*RECORDS FOR THIS TASK*

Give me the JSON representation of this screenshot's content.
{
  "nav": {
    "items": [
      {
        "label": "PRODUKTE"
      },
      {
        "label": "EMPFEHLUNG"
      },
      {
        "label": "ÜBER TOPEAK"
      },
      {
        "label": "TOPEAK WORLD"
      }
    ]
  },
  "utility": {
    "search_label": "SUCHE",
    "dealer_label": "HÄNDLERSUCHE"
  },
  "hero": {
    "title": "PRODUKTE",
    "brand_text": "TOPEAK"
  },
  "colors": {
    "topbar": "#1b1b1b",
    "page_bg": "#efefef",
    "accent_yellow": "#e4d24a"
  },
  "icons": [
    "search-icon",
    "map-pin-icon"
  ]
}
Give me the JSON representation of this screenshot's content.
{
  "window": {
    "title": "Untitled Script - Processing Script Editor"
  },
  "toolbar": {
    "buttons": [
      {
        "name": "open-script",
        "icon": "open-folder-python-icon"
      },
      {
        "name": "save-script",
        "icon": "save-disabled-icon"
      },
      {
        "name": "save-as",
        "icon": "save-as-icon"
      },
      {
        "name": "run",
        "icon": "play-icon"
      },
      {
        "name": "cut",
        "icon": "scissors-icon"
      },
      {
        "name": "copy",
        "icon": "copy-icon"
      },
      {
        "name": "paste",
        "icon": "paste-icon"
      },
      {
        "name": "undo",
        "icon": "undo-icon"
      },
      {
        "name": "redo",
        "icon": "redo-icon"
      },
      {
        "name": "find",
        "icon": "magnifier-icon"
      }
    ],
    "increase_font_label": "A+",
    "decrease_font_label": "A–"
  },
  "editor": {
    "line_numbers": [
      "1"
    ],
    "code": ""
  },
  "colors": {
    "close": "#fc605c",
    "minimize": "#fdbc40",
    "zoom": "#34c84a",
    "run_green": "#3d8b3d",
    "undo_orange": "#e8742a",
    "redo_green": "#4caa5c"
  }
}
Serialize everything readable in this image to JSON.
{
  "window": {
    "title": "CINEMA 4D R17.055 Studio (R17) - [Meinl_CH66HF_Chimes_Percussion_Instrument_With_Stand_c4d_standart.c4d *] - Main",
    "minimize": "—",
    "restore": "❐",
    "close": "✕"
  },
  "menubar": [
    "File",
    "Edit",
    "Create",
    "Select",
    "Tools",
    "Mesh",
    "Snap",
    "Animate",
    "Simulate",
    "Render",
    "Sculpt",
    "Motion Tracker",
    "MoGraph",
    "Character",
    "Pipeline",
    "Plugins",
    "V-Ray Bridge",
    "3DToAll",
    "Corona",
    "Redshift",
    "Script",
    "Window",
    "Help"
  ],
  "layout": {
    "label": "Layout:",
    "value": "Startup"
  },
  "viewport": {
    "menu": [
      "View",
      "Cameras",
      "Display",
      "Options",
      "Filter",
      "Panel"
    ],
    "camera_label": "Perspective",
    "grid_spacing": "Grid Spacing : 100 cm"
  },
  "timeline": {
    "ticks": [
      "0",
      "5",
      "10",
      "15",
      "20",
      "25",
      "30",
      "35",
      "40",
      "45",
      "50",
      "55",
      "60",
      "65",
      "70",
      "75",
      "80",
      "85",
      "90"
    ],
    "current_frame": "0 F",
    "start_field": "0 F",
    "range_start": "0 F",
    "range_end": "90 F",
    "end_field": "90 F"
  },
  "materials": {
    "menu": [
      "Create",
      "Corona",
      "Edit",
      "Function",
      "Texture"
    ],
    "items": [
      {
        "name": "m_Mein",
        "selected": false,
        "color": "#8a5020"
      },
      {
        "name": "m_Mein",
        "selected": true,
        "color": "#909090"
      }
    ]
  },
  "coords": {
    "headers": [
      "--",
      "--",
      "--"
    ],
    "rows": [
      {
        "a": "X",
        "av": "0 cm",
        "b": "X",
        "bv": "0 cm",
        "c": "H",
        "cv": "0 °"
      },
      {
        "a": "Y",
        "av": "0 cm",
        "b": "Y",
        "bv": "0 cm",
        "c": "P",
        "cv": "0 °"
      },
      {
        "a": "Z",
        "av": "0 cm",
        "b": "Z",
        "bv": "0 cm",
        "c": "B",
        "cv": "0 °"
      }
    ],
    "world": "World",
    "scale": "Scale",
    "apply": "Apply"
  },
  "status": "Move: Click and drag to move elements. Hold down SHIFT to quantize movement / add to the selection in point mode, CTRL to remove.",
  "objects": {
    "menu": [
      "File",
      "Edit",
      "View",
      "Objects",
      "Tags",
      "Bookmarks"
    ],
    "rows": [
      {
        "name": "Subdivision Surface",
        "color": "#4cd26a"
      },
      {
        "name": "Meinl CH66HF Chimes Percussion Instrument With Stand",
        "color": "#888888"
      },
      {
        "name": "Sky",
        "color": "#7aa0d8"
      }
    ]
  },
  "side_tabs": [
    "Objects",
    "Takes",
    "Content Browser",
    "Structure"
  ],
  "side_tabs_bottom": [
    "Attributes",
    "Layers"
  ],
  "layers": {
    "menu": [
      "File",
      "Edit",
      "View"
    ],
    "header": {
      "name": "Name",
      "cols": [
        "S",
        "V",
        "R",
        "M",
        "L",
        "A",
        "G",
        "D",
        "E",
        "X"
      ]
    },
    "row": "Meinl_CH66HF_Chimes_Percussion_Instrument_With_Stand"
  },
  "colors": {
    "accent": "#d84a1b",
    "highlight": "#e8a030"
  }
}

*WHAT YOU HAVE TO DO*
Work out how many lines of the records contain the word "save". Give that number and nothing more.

*SOLUTION*
4